### What to do:
From the material below, pull each line containing the string "document".

### Provided records:
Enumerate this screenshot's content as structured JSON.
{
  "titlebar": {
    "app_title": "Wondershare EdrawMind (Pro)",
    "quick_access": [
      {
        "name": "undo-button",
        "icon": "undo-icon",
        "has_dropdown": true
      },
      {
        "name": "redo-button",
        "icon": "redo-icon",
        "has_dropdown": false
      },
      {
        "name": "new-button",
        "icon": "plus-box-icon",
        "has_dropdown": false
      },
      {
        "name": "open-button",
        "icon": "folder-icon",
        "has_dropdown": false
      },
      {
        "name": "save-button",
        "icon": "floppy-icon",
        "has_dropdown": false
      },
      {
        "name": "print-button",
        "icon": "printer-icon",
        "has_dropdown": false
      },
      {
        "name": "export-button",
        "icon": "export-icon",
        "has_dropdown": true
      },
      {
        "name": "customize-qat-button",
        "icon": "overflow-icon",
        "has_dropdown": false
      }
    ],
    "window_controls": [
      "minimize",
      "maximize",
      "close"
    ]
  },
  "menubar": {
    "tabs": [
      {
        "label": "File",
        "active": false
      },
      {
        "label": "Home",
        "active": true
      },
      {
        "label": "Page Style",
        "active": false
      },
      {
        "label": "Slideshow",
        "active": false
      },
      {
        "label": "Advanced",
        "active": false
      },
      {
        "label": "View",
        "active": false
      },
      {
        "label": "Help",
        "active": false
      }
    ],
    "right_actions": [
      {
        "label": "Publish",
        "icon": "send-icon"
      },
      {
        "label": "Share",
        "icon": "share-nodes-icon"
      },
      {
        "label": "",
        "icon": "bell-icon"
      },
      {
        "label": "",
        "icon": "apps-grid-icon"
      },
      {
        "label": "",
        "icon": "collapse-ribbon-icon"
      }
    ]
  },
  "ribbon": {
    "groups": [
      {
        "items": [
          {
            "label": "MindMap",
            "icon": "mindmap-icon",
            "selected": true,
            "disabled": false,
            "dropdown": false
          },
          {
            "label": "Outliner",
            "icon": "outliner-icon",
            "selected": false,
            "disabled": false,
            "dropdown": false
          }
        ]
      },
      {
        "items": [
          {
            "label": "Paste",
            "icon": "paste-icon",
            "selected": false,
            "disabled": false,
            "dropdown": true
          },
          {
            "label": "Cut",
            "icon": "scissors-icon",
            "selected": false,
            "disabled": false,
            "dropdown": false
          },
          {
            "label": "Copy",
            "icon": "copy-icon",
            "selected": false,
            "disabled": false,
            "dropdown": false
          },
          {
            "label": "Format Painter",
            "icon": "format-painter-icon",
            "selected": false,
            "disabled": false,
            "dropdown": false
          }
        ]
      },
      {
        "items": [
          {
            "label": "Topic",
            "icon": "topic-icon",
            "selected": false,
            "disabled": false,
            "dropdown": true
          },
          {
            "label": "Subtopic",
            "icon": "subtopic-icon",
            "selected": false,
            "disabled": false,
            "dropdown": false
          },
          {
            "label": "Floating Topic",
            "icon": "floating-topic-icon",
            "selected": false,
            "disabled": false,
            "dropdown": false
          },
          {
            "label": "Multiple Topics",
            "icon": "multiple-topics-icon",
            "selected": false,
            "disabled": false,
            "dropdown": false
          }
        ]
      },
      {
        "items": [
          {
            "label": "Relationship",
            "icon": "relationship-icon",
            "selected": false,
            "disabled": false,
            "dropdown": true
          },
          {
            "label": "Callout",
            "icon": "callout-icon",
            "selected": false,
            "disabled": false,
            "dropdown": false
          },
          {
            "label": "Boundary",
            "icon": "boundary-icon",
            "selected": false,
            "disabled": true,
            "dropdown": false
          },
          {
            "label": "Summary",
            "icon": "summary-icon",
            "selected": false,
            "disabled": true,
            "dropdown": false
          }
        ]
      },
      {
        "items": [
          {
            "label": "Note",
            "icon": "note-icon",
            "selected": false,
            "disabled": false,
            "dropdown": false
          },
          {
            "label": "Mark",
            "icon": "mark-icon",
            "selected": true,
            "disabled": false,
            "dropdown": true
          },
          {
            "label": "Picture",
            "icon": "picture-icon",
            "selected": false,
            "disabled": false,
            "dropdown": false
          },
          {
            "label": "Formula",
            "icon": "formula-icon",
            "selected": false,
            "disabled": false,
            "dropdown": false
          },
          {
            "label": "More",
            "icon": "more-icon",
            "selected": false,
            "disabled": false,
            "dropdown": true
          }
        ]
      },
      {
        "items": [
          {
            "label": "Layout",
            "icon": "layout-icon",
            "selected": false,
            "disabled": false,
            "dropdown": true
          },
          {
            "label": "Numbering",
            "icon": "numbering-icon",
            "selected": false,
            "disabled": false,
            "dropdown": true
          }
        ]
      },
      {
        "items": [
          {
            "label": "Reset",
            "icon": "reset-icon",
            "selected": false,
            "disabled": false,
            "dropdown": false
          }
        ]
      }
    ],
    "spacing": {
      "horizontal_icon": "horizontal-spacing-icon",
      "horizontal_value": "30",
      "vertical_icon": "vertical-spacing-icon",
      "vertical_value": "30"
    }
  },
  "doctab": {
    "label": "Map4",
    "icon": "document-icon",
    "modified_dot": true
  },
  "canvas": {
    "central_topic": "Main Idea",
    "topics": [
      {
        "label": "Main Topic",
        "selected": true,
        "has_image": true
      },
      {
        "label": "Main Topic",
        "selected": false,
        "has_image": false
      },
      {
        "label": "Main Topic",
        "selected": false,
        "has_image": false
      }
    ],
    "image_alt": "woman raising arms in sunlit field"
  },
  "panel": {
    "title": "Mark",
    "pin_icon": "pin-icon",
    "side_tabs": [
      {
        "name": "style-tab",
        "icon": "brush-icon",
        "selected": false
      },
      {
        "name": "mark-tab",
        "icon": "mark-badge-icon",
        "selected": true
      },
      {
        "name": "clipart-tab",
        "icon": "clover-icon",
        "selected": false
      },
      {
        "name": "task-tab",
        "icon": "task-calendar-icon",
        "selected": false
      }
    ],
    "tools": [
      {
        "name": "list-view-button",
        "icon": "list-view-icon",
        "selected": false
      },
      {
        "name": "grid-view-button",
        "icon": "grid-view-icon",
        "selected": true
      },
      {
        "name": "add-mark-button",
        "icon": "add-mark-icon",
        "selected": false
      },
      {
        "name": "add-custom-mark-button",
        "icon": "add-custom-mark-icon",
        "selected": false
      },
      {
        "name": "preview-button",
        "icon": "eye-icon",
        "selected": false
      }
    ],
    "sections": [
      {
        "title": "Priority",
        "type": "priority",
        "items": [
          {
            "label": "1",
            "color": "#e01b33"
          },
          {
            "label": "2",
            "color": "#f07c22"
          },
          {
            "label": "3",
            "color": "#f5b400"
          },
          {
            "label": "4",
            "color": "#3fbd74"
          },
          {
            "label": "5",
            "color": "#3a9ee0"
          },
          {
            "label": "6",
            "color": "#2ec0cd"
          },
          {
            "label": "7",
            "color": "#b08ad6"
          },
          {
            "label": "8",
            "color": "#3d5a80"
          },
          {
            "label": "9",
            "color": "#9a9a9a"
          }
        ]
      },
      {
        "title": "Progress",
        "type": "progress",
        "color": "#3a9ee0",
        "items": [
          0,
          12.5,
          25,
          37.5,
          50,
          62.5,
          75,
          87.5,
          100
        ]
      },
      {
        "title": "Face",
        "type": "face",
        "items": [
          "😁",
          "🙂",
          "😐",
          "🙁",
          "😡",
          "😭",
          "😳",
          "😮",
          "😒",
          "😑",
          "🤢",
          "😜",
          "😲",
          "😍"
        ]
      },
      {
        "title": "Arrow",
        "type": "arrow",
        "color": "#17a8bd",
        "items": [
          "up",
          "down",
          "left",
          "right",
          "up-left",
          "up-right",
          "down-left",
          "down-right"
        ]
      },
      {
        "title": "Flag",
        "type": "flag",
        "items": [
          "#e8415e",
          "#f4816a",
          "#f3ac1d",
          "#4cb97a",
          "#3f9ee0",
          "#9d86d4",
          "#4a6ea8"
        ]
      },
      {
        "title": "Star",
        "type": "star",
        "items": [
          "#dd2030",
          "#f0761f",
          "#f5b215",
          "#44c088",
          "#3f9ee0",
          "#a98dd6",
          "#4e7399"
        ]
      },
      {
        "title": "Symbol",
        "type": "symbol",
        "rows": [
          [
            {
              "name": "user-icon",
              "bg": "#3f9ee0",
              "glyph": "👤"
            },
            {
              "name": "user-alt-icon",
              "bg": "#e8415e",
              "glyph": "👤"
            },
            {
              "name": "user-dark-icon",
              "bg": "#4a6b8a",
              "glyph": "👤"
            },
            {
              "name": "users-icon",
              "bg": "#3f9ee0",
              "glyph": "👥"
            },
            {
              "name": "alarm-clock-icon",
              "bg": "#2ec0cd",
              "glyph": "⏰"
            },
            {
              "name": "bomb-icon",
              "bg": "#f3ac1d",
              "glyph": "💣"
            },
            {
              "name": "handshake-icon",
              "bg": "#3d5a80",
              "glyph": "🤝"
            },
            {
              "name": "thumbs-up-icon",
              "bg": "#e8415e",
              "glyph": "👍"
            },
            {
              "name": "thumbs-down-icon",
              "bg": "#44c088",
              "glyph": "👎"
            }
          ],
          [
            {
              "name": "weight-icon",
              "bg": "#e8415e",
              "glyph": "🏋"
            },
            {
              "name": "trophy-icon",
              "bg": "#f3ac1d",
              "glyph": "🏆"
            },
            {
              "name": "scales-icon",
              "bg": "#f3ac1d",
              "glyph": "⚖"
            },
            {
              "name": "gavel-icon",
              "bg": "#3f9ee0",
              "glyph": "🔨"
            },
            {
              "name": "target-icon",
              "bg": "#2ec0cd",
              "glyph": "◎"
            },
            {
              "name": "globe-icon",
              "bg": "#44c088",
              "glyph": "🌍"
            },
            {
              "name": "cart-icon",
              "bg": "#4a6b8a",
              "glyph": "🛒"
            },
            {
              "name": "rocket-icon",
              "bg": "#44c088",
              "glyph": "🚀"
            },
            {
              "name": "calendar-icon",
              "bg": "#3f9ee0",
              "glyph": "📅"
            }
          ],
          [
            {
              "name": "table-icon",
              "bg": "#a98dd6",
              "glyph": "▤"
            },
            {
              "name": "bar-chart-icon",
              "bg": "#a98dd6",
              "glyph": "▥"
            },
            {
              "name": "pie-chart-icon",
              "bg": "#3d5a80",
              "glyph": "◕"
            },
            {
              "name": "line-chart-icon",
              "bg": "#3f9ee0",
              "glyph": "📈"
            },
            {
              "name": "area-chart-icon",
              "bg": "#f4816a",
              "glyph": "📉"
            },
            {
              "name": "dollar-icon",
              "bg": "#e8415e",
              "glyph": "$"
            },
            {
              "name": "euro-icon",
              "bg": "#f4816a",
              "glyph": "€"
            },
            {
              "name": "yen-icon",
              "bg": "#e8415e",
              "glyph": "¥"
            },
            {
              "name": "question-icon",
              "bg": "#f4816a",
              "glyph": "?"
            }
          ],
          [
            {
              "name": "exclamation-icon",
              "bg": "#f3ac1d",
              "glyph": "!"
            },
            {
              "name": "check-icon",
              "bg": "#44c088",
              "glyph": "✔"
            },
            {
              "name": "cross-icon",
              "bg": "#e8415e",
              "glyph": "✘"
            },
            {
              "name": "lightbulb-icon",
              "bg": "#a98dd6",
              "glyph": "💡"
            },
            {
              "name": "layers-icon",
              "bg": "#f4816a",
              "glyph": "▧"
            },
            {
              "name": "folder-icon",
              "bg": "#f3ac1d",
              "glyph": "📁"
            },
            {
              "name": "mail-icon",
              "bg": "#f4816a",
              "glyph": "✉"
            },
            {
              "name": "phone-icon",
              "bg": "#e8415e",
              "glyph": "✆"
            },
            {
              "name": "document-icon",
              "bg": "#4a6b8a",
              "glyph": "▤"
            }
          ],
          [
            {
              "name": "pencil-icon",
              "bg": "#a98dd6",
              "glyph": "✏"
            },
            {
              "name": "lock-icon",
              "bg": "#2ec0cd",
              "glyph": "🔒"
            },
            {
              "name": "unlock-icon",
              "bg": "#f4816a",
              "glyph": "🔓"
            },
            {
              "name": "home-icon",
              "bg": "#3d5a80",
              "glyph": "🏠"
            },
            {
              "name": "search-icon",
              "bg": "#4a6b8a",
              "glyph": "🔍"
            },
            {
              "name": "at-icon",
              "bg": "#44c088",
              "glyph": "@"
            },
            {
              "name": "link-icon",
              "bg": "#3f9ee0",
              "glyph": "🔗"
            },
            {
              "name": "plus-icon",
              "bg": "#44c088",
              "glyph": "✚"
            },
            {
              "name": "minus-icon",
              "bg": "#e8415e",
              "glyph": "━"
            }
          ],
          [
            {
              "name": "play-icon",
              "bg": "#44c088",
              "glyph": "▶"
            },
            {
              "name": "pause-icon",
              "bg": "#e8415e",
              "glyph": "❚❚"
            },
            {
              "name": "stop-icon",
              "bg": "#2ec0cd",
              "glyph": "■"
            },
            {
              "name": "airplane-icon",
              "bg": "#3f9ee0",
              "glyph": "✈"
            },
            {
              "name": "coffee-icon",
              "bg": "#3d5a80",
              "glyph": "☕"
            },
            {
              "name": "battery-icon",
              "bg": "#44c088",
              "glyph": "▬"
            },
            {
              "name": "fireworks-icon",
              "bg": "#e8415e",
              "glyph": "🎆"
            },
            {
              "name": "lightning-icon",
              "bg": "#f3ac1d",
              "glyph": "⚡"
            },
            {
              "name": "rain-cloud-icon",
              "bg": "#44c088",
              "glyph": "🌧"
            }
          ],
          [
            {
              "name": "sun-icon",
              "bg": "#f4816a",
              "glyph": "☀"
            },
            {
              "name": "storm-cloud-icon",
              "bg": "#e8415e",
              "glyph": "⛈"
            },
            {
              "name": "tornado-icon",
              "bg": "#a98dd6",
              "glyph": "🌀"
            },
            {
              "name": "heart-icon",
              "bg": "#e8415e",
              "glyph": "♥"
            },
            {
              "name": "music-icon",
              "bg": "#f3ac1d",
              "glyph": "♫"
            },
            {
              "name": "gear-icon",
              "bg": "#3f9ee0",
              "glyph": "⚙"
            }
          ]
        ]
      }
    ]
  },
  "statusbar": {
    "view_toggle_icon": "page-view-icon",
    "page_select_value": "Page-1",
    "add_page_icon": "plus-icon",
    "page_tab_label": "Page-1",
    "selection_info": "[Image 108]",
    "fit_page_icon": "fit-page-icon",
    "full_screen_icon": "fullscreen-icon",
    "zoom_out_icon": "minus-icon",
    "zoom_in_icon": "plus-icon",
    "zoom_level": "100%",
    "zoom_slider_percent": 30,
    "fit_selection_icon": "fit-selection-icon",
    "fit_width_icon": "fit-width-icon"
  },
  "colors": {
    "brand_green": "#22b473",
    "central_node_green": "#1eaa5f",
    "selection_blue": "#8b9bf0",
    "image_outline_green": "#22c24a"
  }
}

### Answer section:
    "icon": "document-icon",
              "name": "document-icon",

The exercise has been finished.